» TASK DETAILS
Where a line in the records below includes "Executive", pull that line out.

» DATASET EXTRACT
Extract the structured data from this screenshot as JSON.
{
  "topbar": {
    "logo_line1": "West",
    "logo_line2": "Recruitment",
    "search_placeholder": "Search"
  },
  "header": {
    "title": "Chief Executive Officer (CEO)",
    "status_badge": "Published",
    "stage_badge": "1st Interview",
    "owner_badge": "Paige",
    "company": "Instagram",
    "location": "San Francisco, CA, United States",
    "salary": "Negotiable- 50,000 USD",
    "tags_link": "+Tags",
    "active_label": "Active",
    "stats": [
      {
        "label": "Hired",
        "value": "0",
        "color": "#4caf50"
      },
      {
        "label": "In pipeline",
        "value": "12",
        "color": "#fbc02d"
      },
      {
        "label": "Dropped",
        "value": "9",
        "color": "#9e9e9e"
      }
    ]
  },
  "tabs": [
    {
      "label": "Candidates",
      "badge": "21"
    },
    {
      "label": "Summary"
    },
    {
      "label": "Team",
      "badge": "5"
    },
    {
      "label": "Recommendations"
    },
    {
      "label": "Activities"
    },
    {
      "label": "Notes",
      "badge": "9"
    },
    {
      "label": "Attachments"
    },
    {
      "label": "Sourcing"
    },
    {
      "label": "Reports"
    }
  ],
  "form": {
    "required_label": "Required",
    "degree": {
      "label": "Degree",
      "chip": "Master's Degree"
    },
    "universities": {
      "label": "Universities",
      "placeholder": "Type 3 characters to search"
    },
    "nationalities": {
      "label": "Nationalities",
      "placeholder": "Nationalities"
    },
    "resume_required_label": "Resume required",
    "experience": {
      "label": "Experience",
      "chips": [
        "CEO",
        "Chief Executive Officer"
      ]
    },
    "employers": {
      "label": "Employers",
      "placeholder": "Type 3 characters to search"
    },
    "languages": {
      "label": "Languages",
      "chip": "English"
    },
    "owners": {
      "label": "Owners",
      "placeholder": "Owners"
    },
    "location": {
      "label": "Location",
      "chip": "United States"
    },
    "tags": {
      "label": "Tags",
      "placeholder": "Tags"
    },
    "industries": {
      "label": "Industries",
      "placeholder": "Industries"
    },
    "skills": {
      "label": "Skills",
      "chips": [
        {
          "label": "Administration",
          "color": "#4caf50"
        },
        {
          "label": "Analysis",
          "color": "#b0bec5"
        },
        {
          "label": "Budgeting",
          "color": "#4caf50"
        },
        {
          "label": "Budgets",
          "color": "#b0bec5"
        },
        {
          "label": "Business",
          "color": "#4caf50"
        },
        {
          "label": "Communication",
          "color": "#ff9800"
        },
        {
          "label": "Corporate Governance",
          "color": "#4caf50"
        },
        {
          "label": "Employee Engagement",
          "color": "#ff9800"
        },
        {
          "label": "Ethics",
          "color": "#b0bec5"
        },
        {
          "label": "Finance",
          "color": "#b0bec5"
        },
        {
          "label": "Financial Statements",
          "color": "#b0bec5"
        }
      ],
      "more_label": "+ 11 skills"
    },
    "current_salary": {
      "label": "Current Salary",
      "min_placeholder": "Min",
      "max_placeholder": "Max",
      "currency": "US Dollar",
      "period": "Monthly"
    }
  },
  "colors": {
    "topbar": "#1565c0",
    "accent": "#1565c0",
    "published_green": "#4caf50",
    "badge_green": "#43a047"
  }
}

» RESULT OF THIS EXERCISE
    "title": "Chief Executive Officer (CEO)",
        "Chief Executive Officer"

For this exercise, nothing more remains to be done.